You will have the possibility to deselect parts of the distribution that you don’t want to be installed using the command-line interface. I quite like it, its simple and easy to use.

Editor: Linux has a few editors including Texmaker, winefish, Kile (KDE) and Latexila (GNOME) and of course Emacs. I leave it to you to find the one that’s ideal for you.

ps. Believe it or not, there is also a vim Latex-addon, called the vim latex-suite. Just in case you were looking for it :-).

Mac OS X

Distribution: The Tex Live distribution for Mac OS X is called MacTeX and can be downloaded from the TeX user group website. It contains TeX Live, TeXShop (see editors below) and other useful tools.

Editor: Personally, I have been using TeXShop most of the time, but there are other equally reasonable editors including Texmaker and TeXworks, a cross-platform GUI editor inspired by TeXShop.

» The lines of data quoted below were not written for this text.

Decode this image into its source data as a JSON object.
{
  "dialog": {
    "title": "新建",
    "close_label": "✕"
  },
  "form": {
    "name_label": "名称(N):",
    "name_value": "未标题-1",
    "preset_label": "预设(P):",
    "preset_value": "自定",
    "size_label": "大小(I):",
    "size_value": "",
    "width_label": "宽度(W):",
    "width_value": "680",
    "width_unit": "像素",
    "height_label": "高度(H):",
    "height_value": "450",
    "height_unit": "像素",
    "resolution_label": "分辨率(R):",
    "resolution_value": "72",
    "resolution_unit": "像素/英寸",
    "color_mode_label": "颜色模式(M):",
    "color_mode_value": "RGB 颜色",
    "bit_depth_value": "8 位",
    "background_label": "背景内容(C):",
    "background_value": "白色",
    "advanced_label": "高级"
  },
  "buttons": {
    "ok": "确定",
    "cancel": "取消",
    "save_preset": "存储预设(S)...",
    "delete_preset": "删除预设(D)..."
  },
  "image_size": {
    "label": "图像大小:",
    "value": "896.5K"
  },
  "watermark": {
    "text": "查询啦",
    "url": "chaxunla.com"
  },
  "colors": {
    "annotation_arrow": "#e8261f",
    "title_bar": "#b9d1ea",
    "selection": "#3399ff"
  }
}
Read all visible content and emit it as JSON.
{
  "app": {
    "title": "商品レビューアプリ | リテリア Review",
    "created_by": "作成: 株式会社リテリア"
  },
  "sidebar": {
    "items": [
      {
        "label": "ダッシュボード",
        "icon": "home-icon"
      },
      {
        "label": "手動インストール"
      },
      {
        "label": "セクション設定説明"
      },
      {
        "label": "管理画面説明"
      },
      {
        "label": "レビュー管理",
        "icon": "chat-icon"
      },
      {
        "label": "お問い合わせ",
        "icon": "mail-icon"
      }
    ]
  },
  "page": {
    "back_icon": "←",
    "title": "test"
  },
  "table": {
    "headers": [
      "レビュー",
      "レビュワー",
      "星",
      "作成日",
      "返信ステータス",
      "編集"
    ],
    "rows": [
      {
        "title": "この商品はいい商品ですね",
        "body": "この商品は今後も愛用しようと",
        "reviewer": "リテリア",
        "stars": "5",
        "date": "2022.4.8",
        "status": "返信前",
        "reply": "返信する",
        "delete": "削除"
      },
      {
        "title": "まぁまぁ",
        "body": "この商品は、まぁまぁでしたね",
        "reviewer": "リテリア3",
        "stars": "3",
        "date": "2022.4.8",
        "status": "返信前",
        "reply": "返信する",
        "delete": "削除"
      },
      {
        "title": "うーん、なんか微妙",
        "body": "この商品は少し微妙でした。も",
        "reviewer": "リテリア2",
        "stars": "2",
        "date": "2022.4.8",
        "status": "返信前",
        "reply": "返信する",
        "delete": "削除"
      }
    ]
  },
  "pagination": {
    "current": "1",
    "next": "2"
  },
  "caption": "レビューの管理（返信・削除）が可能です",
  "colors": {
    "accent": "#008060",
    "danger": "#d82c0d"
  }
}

Windows

Distribution: Under Windows, one of the common LaTeX distos is called proTeXt (MiKTeX + the editor TeXnicCenter) and is also provided by the TeX user group.

Editor: As mentioned, the proTeXt distribution already provides the Latex editor (TeXnicCenter). Another editor I know of for Windows is the Led.